Islands And Planets

Once, unexplored islands and even undiscovered continents played the same role in fiction as other planets. There was a time before real world explorers had penetrated north or south of cerain latitudes. The destination of Lemuel Gulliver's fourth voyage could be described as (not the Planet of the Apes but) the Island of the Horses. See image.

There were also the depths of the oceans, the centre of the Earth, darkest Africa and the upper atmosphere. In a Conan Doyle story, an aviator finds himself flying above one of the deadly denizens of the upper atmosphere...

Retro-sf restored the habitable Venus and Mars:

The Sky People by SM Stirling;
In The Courts Of The Crimson Kings by SM Stirling;
Old Mars, Eds., George RR Martin & Gardner Dozois -

- so maybe it can go back further to the unexplored Earth? Needless to say, our main man, Poul Anderson, would have revelled in such an environment.

1 comment:

Sean M. Brooks said...

Kaor, Paul!

I've read Jonathan Swif's GULLIVER'S TRAVELS with great pleasure. I find Swifts Island of the Horses a more satisfactory satire than the Planet of the Apes. Because Swift was so fierce and unrelenting in his criticizing of the follies, vices, crimes, of mankind.

I have read some of the classic stories involving the depths of the oceans, exploring deep into the Earth, and lost civilizations in Africa. Such as Verne's 20,000 LEAGUES UNDER THE SEA, JOURNEY TO THE CENTER OF THE EARTH; and H. Rider Haggard's tales set in Africa, such as KING SOLOMON'S MINES, SHE, NADA THE LILY, etc.; and Kipling's as "As Easy As ABC."
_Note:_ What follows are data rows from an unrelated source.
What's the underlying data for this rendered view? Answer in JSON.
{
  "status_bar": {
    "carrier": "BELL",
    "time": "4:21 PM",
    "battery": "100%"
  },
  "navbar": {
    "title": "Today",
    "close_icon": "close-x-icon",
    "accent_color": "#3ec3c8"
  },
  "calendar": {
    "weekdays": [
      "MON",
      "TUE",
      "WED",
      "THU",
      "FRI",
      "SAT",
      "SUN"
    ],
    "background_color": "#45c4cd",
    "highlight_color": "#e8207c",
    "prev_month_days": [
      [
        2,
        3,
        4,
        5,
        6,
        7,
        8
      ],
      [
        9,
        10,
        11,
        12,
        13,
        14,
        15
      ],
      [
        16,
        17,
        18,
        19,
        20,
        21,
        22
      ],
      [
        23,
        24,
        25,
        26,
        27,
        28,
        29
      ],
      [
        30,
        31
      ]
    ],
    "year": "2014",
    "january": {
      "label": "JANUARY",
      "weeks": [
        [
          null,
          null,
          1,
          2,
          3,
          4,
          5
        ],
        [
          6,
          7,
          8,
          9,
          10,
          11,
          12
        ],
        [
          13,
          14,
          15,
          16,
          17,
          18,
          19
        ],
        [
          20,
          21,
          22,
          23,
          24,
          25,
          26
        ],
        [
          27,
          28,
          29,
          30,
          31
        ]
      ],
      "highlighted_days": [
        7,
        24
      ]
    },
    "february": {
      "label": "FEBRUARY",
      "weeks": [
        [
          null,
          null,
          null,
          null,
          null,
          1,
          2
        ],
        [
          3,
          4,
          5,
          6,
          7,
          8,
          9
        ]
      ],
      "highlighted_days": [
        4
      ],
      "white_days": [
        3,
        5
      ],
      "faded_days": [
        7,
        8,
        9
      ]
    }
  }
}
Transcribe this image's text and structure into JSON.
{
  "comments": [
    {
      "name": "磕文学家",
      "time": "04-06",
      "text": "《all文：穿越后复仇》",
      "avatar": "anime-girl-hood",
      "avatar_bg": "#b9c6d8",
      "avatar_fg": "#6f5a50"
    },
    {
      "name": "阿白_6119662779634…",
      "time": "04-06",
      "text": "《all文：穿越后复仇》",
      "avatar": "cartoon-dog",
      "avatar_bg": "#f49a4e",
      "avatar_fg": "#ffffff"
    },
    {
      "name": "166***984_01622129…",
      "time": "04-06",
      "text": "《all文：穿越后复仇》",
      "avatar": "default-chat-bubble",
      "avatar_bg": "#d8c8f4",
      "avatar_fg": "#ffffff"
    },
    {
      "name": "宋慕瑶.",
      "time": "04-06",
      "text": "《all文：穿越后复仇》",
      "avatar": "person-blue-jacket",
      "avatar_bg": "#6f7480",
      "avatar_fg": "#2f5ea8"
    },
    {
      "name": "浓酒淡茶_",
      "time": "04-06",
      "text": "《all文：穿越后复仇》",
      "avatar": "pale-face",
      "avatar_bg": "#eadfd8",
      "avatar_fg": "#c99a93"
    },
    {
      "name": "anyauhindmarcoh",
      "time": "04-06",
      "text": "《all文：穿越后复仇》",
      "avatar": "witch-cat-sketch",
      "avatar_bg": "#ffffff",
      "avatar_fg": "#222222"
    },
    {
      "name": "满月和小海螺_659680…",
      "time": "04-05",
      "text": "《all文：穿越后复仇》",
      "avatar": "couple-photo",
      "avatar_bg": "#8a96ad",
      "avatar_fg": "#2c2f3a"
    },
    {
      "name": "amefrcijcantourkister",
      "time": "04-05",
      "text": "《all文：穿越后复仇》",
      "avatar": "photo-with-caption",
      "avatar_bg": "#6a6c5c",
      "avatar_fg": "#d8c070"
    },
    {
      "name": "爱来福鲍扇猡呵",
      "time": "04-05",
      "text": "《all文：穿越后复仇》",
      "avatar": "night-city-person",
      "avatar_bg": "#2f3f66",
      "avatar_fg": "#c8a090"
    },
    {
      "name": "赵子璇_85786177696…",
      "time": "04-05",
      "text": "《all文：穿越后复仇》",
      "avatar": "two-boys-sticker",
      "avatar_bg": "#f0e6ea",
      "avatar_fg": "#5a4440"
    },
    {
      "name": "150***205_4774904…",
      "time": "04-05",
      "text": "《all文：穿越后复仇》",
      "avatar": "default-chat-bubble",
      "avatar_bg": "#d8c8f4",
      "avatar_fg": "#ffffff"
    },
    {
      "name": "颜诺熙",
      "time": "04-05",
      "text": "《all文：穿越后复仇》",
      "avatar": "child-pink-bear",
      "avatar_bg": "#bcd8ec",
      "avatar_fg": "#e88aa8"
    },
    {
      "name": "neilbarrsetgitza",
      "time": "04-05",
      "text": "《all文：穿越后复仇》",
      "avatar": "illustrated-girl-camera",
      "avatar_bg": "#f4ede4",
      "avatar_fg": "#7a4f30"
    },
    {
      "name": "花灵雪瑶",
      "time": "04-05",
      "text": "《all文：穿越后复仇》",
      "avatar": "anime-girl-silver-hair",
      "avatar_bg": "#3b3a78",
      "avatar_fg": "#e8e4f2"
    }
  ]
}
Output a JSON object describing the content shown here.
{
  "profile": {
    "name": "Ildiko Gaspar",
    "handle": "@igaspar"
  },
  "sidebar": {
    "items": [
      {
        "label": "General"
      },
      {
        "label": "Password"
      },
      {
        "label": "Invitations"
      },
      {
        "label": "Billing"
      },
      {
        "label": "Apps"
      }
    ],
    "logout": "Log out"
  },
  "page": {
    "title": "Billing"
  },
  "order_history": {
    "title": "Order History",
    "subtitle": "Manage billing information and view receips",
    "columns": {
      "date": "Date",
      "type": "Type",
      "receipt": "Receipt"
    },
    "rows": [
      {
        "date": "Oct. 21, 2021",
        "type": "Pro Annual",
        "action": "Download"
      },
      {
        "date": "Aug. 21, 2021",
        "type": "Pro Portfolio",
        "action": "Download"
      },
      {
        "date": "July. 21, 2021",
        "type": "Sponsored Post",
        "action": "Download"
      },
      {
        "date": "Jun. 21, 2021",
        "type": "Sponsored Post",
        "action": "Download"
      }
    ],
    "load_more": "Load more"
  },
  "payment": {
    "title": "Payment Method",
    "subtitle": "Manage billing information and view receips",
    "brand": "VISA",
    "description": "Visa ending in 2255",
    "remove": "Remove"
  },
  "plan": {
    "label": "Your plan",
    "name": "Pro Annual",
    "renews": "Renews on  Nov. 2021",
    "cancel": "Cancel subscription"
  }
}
And I loved Stirling's two "retro-SF" books. We cam still have SF set on Venus or Mars, both terraformed or not.